Interview with Jennifer
–by Kristen Tsetsi
Jennifer, 38, and Travis, 26, met on April 10, 2007, on the rating – and dating – website “Hot or Not.” Both had submitted their pictures for review—Jennifer from her home in California, and Travis from his in North Carolina—and, needless to say, they gave one another high ratings.
They’ve now been married for almost four years. Jennifer moderates the popular facebook page The Few, the Proud, the Wives, and Travis, a Marine, is currently on his fourth deployment. Jennifer, who spent eight years in the Navy reserves, says they get easier for her every time. “Life is going on, and this deployment seems to be going faster than any other,” she says.
She knew Travis was a Marine early in their relationship, and she’d previously been married to a Marine for thirteen years, so if anyone knew what she was getting into, she did. But she doesn’t think others without the same experience have the same preparation.
“I do believe a lot of young wives think they know what they’re getting into, but truly don’t,” she says, adding that she thinks it would be a good idea for significant others of service members to experience at least one deployment before getting married. “So many young couples’ marriages end because they have no idea what a deployment consist of,” she says.
Jennifer wants those about to marry someone in the military to understand that when the service members leave, it’s not as if they’re leaving for a year away at college. “You may get six month notice, or 24 hours notice,” she explains.
She says, too, that she wishes spouses expressing disappointment over not receiving a phone call from the Middle East for a few days would realize another spouse may not have had a phone in call in months. “Some wives will never get a phone call again,” she says. “Someone always has it worse, and [complaining] will not make them come home earlier.”
As “seasoned” as Jennifer is when it comes to deployments, and as much advice as she may have to offer, she’s not entirely immune to the effects of wartime separation.
JENNIFER: Of course I was afraid, basic deployment fear, but I didn’t/don’t let it run my life or the deployment. My husband’s life is in his brother’s hands and God’s. I try not to watch the news. It can all be so misleading, sometimes.
I had my low points, and I got sad and had a good cry. I think the worst point during one of the deployments was when it was days away from the Homecoming. The days dragged!
LIFT: What was it about those last days that made them drag/seem harder than the others?
JENNIFER: I think it’s because you’re so excited and so anxious, you just want it to get here.
LIFT: What was your highest point?
JENNIFER: Homecoming, of course. But waking up to emails, even if they just said “Love you, boo.” And the every-so-often phone calls!
LIFT: Did being in the reserves prepare you in any way for deployments?

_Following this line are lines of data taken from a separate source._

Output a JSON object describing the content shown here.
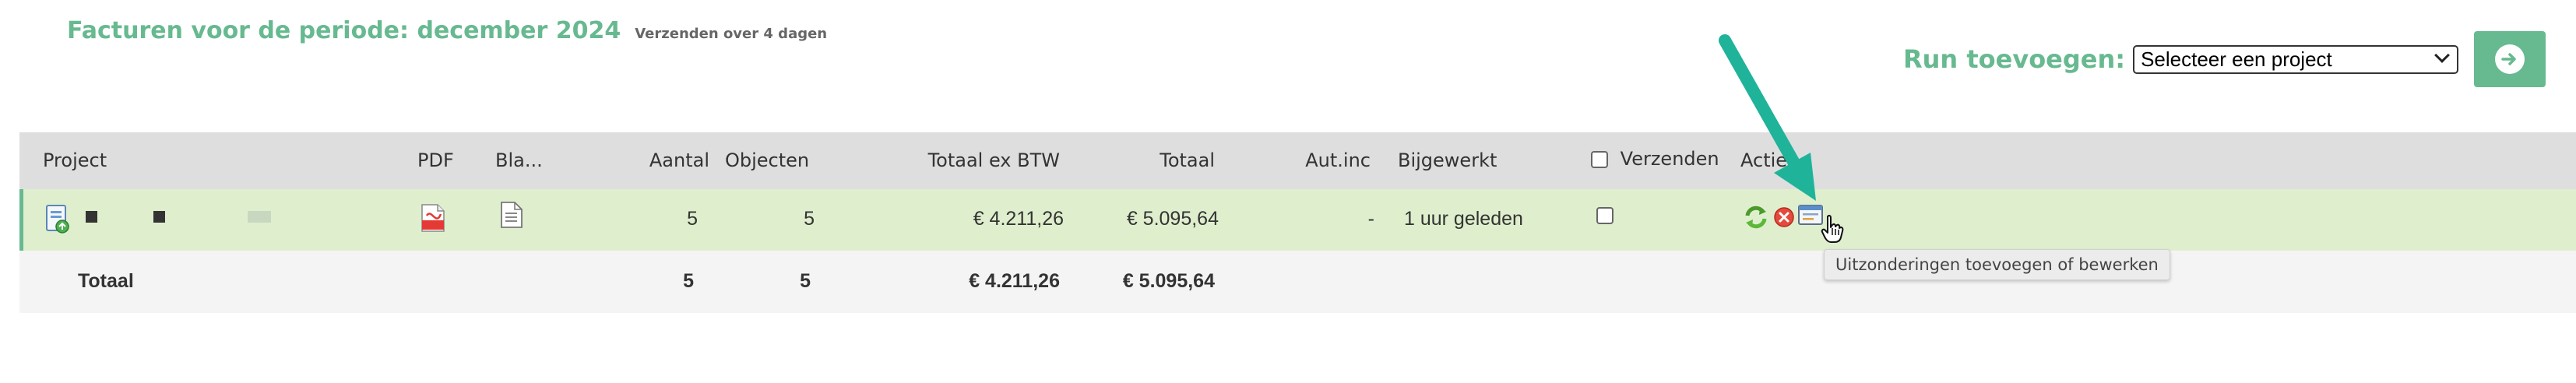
{
  "header": {
    "title": "Facturen voor de periode: december 2024",
    "subtitle": "Verzenden over 4 dagen"
  },
  "run": {
    "label": "Run toevoegen:",
    "select_value": "Selecteer een project"
  },
  "table": {
    "columns": {
      "project": "Project",
      "pdf": "PDF",
      "bla": "Bla...",
      "aantal": "Aantal",
      "objecten": "Objecten",
      "totaal_ex": "Totaal ex BTW",
      "totaal": "Totaal",
      "autinc": "Aut.inc",
      "bijgewerkt": "Bijgewerkt",
      "verzenden": "Verzenden",
      "acties": "Acties"
    },
    "row": {
      "aantal": "5",
      "objecten": "5",
      "totaal_ex": "€ 4.211,26",
      "totaal": "€ 5.095,64",
      "autinc": "-",
      "bijgewerkt": "1 uur geleden"
    },
    "totals": {
      "label": "Totaal",
      "aantal": "5",
      "objecten": "5",
      "totaal_ex": "€ 4.211,26",
      "totaal": "€ 5.095,64"
    }
  },
  "tooltip": "Uitzonderingen toevoegen of bewerken",
  "colors": {
    "accent": "#67b990",
    "row_bg": "#dfefcd",
    "header_bg": "#dedede",
    "arrow": "#1fb39a"
  }
}
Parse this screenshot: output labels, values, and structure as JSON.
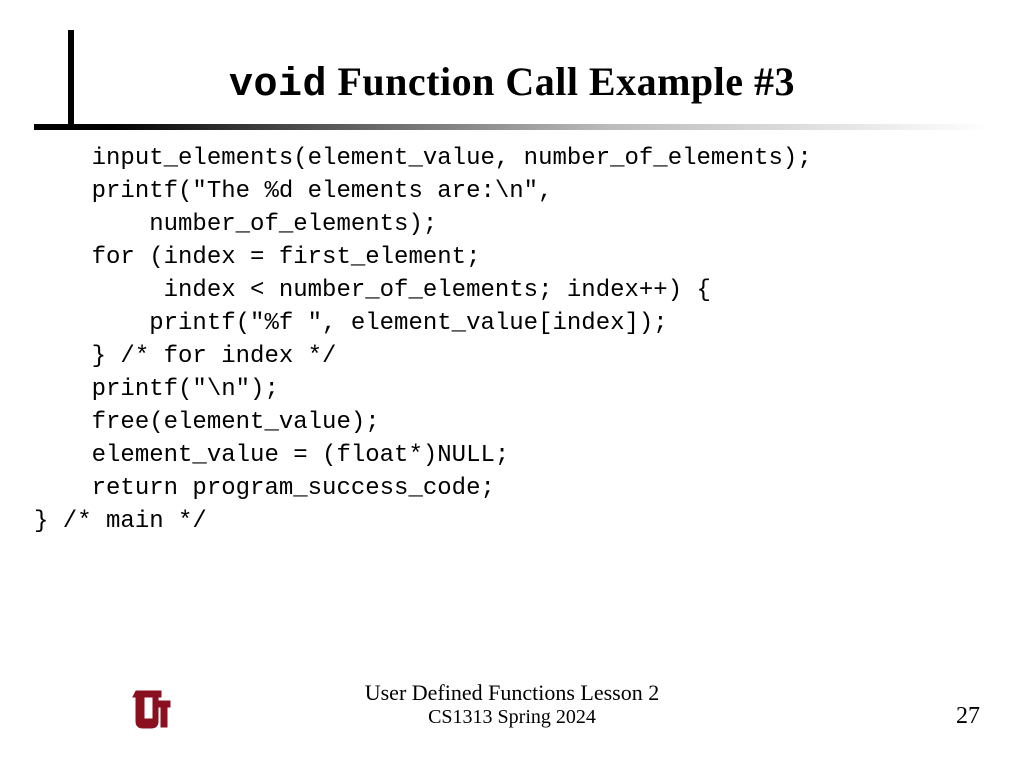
{
  "title": {
    "keyword": "void",
    "rest": " Function Call Example #3"
  },
  "code": "    input_elements(element_value, number_of_elements);\n    printf(\"The %d elements are:\\n\",\n        number_of_elements);\n    for (index = first_element;\n         index < number_of_elements; index++) {\n        printf(\"%f \", element_value[index]);\n    } /* for index */\n    printf(\"\\n\");\n    free(element_value);\n    element_value = (float*)NULL;\n    return program_success_code;\n} /* main */",
  "footer": {
    "line1": "User Defined Functions Lesson 2",
    "line2": "CS1313 Spring 2024",
    "page": "27"
  },
  "logo": {
    "name": "ou-logo",
    "color": "#8a1020"
  }
}
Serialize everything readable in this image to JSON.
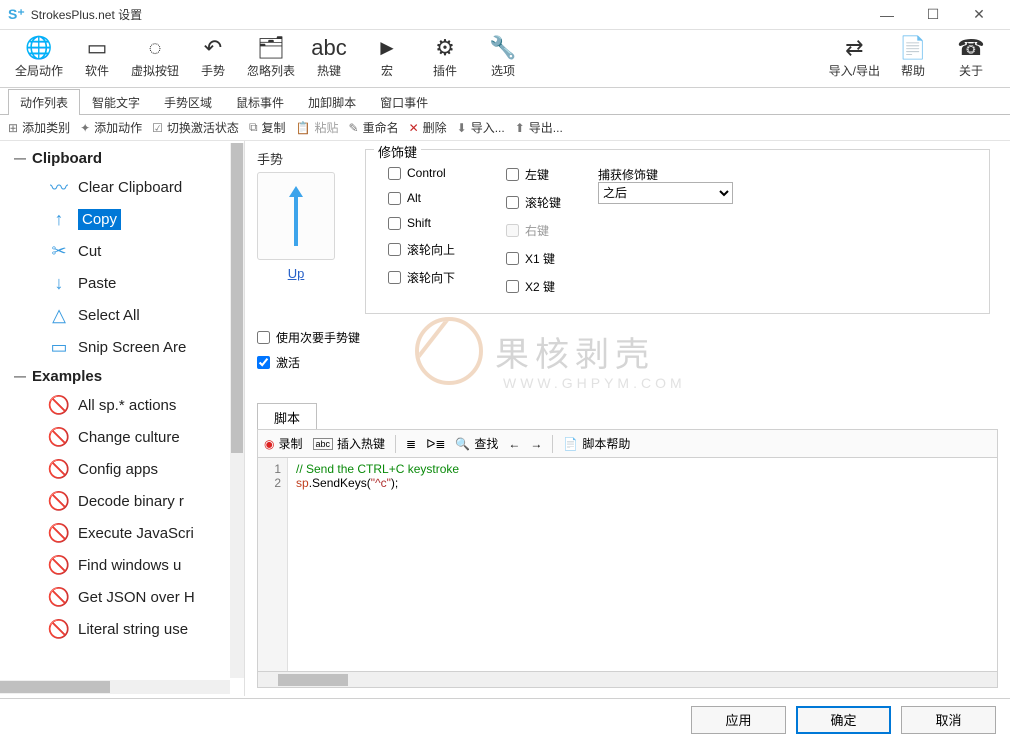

JENNIFER: I was in Hawaii for a few weeks away from my family, so being away kind of prepared me, but honestly I don’t think anything can prepare you for a deployment. They’re all different lengths of time and not one deployment is the same.
LIFT: What was the first hour like after you said goodbye to Travis for his latest deployment?
JENNIFER: He left very early, so I didn’t really feel anything, because I was so tired. I cried for a few minutes on the way home, but there is no point in that. It won’t make him come back.
LIFT: Have you ever felt like you didn’t have the right to wallow, express your fears, share your sadness (etc.) because you weren’t the one in a war zone?
JENNIFER: Never. My husband asks me every day how I’m doing. We are best friends and very open with everything.
LIFT: Have you ever felt guilty that you were having fun while he was over there probably not having so much fun?
JENNIFER: Not really. Life goes on. You can’t stop time. You have to keep going. I did wish he was here, though.
LIFT: How, if at all, did the deployment affect your marriage?
JENNIFER: I think every deployment makes us appreciate our marriage and each other more. They also make you realize the things you’ve taken for granted. Like the little petty arguments over laundry or the trash. I should have been thankful he was home and alive..
LIFT: What are your pet peeves during his deployment?.
JENNIFER: The only discouraging things are the crappy phones that don’t work for anything.
LIFT: This question assumes a part-answer, which is, “I want my spouse to be happy doing whatever s/he does.” That said, do you ever wish your spouse would separate from the military (why or why not)?
JENNIFER: Nope. I love military life and all that comes with it.
LIFT: What about being a military family do you most enjoy?
JENNIFER: The pride we have for our country and how unique we are. We are definitely in a class of our own.
LIFT: In what way do you think military families are unique?
JENNIFER: Our bases are like little towns—we could actually survive living right here. I also think individuals become more patriotic than they were before marrying someone in the military.
LIFT: What do you wish people with no military connection understood about the lifestyle?
JENNIFER: Well, one that a deployment isn’t like a business trip. It’s a war zone. We don’t want to hear “I don’t know how you do it,” or “Aren’t you afraid he’ll die?” I guess, also, that—truly—they don’t know how we feel, and yes, we know what we signed up for, but when their husband goes on a long business trip and they say they miss their husbands, we aren’t thinking, “Well, you knew what his job was all about when he took it.”